### Task input:
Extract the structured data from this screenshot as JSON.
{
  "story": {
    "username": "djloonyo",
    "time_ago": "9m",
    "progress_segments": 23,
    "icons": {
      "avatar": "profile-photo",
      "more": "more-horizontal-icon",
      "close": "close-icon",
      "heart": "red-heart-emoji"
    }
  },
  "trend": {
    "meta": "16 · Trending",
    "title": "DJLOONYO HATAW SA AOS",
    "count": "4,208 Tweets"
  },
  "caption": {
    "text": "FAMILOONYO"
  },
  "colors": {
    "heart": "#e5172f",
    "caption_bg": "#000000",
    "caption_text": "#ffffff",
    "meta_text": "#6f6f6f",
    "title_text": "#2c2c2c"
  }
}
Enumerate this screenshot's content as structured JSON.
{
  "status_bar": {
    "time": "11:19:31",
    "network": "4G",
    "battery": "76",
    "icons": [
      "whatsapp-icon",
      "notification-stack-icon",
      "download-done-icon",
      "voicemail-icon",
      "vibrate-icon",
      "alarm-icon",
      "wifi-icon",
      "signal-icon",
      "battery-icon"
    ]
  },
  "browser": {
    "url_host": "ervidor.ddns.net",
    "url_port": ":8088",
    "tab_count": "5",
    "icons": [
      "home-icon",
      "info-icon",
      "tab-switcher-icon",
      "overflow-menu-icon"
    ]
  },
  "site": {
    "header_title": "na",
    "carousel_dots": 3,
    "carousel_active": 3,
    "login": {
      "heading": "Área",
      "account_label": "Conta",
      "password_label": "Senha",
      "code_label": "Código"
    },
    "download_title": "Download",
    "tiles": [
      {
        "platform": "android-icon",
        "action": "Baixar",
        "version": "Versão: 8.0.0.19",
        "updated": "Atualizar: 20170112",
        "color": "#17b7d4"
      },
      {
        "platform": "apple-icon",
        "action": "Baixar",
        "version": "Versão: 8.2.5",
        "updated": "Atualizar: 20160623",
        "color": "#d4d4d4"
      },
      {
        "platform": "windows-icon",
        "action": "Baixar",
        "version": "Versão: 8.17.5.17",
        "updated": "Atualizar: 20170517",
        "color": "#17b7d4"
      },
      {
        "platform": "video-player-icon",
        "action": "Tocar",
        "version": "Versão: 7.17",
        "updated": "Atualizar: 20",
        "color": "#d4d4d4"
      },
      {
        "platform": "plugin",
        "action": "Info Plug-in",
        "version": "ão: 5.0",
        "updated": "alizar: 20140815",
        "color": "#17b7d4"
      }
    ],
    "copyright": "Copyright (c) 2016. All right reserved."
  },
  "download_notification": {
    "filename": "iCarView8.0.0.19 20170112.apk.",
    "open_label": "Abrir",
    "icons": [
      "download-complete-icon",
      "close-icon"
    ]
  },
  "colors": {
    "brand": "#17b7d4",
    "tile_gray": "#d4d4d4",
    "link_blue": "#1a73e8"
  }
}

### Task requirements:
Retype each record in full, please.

### Solution to the problem:
Extract the structured data from this screenshot as JSON.
{
  "story": {
    "username": "djloonyo",
    "time_ago": "9m",
    "progress_segments": 23,
    "icons": {
      "avatar": "profile-photo",
      "more": "more-horizontal-icon",
      "close": "close-icon",
      "heart": "red-heart-emoji"
    }
  },
  "trend": {
    "meta": "16 · Trending",
    "title": "DJLOONYO HATAW SA AOS",
    "count": "4,208 Tweets"
  },
  "caption": {
    "text": "FAMILOONYO"
  },
  "colors": {
    "heart": "#e5172f",
    "caption_bg": "#000000",
    "caption_text": "#ffffff",
    "meta_text": "#6f6f6f",
    "title_text": "#2c2c2c"
  }
}
Enumerate this screenshot's content as structured JSON.
{
  "status_bar": {
    "time": "11:19:31",
    "network": "4G",
    "battery": "76",
    "icons": [
      "whatsapp-icon",
      "notification-stack-icon",
      "download-done-icon",
      "voicemail-icon",
      "vibrate-icon",
      "alarm-icon",
      "wifi-icon",
      "signal-icon",
      "battery-icon"
    ]
  },
  "browser": {
    "url_host": "ervidor.ddns.net",
    "url_port": ":8088",
    "tab_count": "5",
    "icons": [
      "home-icon",
      "info-icon",
      "tab-switcher-icon",
      "overflow-menu-icon"
    ]
  },
  "site": {
    "header_title": "na",
    "carousel_dots": 3,
    "carousel_active": 3,
    "login": {
      "heading": "Área",
      "account_label": "Conta",
      "password_label": "Senha",
      "code_label": "Código"
    },
    "download_title": "Download",
    "tiles": [
      {
        "platform": "android-icon",
        "action": "Baixar",
        "version": "Versão: 8.0.0.19",
        "updated": "Atualizar: 20170112",
        "color": "#17b7d4"
      },
      {
        "platform": "apple-icon",
        "action": "Baixar",
        "version": "Versão: 8.2.5",
        "updated": "Atualizar: 20160623",
        "color": "#d4d4d4"
      },
      {
        "platform": "windows-icon",
        "action": "Baixar",
        "version": "Versão: 8.17.5.17",
        "updated": "Atualizar: 20170517",
        "color": "#17b7d4"
      },
      {
        "platform": "video-player-icon",
        "action": "Tocar",
        "version": "Versão: 7.17",
        "updated": "Atualizar: 20",
        "color": "#d4d4d4"
      },
      {
        "platform": "plugin",
        "action": "Info Plug-in",
        "version": "ão: 5.0",
        "updated": "alizar: 20140815",
        "color": "#17b7d4"
      }
    ],
    "copyright": "Copyright (c) 2016. All right reserved."
  },
  "download_notification": {
    "filename": "iCarView8.0.0.19 20170112.apk.",
    "open_label": "Abrir",
    "icons": [
      "download-complete-icon",
      "close-icon"
    ]
  },
  "colors": {
    "brand": "#17b7d4",
    "tile_gray": "#d4d4d4",
    "link_blue": "#1a73e8"
  }
}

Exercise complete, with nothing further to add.